In addition to excluding materials and components sourced from China starting in 2023, the bill also requires that a minimum percentage of the materials and components in batteries be sourced domestically or from countries the U.S. has a fair-trade agreement with, such as Australia and Chile. The threshold starts at 40% of the value of critical minerals in 2023 and ramps up to 80% in 2027, with similar requirements for battery components.
If a manufacturer doesn’t meet these requirements, its vehicle would be ineligible for the tax credit. Whether the Treasury Department would come up with exemptions remains to be seen.
Although EV manufacturers are already pursuing plans to develop supply chains that meet these sourcing requirements, proposals for mines and processing facilities often face challenges. Indigenous and environmental concerns have slowed a proposed lithium mine in Nevada. In some cases, key materials, such as cobalt and graphite, are not readily sourced domestically or from fair-trade allies.
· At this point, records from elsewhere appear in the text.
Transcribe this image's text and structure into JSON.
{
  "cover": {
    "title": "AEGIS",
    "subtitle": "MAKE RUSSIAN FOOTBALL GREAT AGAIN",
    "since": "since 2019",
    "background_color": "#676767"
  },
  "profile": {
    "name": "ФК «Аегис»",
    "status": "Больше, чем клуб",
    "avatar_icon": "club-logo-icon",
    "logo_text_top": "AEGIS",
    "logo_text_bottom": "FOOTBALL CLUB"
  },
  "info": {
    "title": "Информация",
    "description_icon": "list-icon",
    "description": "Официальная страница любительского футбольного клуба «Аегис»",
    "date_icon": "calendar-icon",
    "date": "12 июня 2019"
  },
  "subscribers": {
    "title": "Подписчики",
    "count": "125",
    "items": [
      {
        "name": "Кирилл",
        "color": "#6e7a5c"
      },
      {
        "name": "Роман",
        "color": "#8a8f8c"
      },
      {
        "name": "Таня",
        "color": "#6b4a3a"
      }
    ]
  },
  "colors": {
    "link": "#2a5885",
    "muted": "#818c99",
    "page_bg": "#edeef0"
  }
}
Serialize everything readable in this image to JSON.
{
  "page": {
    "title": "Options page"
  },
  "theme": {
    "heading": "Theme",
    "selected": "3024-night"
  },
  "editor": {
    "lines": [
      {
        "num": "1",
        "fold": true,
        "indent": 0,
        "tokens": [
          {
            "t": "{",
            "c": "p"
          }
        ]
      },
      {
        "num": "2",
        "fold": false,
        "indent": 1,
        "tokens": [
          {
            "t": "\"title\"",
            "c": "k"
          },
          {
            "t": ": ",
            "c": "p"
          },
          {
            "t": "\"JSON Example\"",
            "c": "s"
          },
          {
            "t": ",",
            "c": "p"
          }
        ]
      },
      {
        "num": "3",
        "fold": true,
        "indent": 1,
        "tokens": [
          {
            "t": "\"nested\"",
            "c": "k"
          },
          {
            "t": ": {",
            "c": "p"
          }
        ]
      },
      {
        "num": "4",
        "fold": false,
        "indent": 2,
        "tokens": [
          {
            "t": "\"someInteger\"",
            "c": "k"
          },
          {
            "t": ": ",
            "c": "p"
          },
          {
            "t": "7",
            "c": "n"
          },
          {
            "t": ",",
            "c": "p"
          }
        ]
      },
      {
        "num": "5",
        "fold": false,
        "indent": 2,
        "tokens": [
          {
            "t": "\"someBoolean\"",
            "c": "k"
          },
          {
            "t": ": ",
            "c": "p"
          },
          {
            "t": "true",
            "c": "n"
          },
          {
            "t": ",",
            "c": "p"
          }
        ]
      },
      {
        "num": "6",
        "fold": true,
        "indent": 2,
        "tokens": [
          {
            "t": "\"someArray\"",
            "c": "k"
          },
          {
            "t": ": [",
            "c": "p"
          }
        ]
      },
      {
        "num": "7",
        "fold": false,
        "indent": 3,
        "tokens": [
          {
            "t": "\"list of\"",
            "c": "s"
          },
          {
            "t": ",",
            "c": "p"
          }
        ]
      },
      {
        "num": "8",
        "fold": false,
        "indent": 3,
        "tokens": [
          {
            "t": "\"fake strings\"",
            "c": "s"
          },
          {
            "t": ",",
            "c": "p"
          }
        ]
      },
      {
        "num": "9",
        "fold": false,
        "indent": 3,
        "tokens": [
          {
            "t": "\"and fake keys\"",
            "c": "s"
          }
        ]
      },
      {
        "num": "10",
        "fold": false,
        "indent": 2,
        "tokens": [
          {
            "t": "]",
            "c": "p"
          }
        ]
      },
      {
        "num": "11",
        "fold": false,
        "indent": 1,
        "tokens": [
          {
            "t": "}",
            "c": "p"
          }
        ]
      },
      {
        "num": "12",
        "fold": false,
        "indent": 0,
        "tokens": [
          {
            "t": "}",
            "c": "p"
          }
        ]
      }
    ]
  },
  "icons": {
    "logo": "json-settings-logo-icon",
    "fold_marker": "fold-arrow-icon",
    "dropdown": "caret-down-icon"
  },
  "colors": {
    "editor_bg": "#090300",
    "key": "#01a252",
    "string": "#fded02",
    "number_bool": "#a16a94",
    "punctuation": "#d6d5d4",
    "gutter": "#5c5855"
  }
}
Proposed recycling projects could help meet demand. Redwood Materials projects its recycling facility, currently under construction in Nevada, will supply cathode and anode materials to support one million electric vehicles per year by 2025. Despite such optimistic projections, experts anticipate that recycling can only play a small role in offsetting the demand for raw materials needed to scale up electric vehicle adoption in the coming decade.
How much can the bill do to cut emissions?
Clean energy supporters called the bill historic. In addition to a massive investment in renewable energy and electric vehicles, it provides support for technologies, such as carbon capture and storage and zero-carbon fuels, and includes a fee to curtail methane emissions, as well as some trade-offs that boost fossil fuels.
Forecasters have projected that the climate package as a whole could help put the U.S. on track to reduce greenhouse gas emissions by about 40% by 2030 compared to 2005 levels—still short of the Biden administration’s goal of a 50% reduction, but closer.
But for the U.S. to hit those goals, electric vehicles will have to replace fossil-fueled vehicles by the millions. A realistic EV tax credit that allows time for manufacturers to diversify their supply chains and makes these vehicles more affordable for all Americans will be crucial. The proposed policy risks short-circuiting EV tax credits just when they are needed most.
James Morton Turner is a professor of environmental studies at Wellesley College.